◆ Exercise details: Find every line in the records that holds the string "Setup". Copy each one.

◆ Records supplied:
_ _ _

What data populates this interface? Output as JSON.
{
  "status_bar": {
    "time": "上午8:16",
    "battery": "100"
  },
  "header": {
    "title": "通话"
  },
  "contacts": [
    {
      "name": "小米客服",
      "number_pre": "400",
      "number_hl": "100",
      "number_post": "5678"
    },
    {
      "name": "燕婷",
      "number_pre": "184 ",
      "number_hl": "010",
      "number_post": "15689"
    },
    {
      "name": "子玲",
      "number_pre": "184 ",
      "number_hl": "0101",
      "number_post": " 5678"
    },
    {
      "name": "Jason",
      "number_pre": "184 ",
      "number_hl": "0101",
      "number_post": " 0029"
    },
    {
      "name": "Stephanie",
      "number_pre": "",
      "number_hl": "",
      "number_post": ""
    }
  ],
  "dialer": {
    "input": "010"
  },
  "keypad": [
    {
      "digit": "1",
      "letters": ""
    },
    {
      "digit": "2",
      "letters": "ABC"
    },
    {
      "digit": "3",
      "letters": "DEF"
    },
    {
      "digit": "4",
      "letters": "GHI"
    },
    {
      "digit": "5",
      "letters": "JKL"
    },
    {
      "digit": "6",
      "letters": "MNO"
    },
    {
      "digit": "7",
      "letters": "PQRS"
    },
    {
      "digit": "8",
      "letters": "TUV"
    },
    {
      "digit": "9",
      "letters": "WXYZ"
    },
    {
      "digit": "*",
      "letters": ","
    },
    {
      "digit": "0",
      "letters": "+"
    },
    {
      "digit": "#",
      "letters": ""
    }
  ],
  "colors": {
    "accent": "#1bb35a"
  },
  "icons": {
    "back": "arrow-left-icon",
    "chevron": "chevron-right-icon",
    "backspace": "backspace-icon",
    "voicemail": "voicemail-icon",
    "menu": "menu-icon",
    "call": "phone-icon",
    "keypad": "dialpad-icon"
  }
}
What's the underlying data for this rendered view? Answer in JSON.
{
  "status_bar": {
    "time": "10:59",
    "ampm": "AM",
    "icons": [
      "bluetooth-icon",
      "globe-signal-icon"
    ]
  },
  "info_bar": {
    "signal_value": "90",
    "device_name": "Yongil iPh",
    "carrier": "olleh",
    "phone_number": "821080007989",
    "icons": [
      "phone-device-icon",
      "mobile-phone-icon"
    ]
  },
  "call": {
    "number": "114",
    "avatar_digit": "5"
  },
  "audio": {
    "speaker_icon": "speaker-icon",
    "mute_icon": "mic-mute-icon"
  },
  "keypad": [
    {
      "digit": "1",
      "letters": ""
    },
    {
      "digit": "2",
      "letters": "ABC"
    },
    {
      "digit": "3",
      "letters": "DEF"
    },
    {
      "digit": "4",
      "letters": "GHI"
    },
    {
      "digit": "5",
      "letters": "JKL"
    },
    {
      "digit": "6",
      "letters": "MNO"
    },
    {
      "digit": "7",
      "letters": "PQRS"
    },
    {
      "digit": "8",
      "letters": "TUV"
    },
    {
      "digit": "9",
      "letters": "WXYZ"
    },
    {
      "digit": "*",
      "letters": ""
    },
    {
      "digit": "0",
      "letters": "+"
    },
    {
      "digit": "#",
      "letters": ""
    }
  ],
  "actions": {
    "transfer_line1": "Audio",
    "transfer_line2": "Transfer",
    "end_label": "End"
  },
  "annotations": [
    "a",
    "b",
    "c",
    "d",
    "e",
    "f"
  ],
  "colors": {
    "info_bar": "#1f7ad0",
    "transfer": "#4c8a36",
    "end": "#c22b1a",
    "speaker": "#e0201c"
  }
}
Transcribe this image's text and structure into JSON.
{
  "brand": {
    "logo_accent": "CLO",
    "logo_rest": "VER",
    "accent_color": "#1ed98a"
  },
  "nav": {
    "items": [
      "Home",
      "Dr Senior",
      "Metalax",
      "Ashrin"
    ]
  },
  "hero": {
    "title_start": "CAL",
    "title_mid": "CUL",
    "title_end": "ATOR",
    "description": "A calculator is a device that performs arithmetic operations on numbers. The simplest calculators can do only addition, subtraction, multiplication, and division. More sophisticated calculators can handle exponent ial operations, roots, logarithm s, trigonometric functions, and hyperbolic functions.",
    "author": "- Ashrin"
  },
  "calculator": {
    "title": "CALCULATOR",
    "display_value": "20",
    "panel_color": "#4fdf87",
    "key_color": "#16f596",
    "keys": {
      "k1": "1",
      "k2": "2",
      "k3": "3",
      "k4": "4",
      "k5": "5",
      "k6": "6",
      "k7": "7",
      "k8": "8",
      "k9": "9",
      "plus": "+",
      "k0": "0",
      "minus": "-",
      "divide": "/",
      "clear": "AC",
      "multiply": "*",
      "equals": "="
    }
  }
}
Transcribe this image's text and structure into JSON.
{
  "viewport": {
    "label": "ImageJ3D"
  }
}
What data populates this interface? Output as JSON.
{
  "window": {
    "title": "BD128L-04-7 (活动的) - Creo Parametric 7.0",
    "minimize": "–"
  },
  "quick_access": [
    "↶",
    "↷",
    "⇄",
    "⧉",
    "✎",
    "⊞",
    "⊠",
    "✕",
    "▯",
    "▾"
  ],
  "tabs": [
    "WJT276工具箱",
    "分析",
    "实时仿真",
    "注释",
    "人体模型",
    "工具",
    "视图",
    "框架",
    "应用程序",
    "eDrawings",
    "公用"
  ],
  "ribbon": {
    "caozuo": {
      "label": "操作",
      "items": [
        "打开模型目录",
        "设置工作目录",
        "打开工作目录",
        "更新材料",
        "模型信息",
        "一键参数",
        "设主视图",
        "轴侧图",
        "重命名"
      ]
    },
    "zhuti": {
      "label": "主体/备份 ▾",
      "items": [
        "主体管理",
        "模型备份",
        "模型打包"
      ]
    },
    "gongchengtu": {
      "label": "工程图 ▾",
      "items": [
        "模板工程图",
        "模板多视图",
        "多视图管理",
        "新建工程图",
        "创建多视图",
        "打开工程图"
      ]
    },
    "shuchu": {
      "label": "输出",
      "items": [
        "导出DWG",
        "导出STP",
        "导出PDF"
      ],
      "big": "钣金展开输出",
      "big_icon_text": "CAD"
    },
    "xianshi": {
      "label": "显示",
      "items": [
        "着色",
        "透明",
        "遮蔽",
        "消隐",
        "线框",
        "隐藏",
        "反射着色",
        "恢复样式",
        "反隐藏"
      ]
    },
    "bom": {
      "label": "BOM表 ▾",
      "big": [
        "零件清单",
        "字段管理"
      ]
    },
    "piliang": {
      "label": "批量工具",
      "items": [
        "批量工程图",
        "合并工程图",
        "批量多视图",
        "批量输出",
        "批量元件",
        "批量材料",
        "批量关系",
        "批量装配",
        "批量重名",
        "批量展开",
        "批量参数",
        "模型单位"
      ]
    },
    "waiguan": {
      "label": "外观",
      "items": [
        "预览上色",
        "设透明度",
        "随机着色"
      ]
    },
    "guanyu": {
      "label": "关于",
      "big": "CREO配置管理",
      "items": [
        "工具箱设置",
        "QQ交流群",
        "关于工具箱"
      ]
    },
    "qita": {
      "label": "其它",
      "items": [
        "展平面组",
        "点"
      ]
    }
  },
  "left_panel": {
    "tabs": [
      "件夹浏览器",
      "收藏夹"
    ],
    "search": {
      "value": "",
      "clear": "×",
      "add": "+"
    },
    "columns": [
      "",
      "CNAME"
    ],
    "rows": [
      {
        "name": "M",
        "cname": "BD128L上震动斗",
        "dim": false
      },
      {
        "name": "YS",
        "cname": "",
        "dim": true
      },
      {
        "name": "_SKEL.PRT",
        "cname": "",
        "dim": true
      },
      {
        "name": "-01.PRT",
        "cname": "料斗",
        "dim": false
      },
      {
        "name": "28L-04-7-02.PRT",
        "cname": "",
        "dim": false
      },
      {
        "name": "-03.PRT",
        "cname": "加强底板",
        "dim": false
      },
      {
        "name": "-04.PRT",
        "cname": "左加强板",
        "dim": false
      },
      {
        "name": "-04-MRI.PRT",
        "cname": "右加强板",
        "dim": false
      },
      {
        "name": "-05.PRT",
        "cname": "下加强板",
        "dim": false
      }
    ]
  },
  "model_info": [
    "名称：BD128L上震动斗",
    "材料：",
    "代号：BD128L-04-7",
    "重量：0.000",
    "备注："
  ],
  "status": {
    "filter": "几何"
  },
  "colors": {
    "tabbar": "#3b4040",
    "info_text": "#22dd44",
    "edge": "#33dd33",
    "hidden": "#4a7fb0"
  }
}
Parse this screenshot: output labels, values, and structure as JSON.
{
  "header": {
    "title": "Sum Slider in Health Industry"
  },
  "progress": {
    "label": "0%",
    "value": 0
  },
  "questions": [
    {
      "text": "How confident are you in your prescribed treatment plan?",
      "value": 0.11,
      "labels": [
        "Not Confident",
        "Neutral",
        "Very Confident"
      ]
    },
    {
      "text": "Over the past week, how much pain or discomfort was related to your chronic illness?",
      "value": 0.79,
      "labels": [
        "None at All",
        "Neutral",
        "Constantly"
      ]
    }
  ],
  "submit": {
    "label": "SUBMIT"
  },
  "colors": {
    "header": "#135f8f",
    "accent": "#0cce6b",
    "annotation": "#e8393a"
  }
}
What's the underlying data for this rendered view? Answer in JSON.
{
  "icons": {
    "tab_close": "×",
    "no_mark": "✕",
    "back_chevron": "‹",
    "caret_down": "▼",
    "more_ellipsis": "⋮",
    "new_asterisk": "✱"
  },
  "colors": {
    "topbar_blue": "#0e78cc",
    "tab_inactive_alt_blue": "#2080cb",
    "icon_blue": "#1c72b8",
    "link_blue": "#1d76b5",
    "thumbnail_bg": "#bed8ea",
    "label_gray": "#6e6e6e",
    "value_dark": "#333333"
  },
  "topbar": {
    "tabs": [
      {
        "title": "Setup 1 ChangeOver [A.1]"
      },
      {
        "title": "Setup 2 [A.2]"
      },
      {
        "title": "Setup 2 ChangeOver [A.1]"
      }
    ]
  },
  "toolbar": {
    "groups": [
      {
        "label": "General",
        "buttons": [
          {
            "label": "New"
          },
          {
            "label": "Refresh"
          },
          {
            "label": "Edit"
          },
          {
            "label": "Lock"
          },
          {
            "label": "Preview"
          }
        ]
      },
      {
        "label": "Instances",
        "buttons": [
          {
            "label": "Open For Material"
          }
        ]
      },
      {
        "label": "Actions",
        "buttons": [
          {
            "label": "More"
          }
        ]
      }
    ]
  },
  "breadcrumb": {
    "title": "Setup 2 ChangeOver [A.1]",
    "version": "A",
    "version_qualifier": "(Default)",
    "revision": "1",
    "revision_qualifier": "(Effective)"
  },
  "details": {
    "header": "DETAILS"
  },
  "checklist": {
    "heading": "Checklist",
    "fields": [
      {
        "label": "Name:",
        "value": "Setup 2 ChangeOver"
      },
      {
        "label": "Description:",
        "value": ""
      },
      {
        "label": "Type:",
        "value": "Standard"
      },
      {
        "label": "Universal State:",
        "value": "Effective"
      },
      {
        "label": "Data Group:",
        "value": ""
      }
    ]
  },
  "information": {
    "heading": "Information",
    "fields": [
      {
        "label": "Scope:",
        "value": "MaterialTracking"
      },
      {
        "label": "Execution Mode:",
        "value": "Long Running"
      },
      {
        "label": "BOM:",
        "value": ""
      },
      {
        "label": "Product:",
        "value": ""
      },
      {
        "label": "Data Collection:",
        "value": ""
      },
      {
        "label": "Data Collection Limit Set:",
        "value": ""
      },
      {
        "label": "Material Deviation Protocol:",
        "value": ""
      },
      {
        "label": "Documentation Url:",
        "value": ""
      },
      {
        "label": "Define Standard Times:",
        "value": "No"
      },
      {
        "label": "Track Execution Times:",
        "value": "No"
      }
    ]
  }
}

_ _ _

◆ Response to this exercise:
        "title": "Setup 1 ChangeOver [A.1]"
        "title": "Setup 2 [A.2]"
        "title": "Setup 2 ChangeOver [A.1]"
    "title": "Setup 2 ChangeOver [A.1]",
        "value": "Setup 2 ChangeOver"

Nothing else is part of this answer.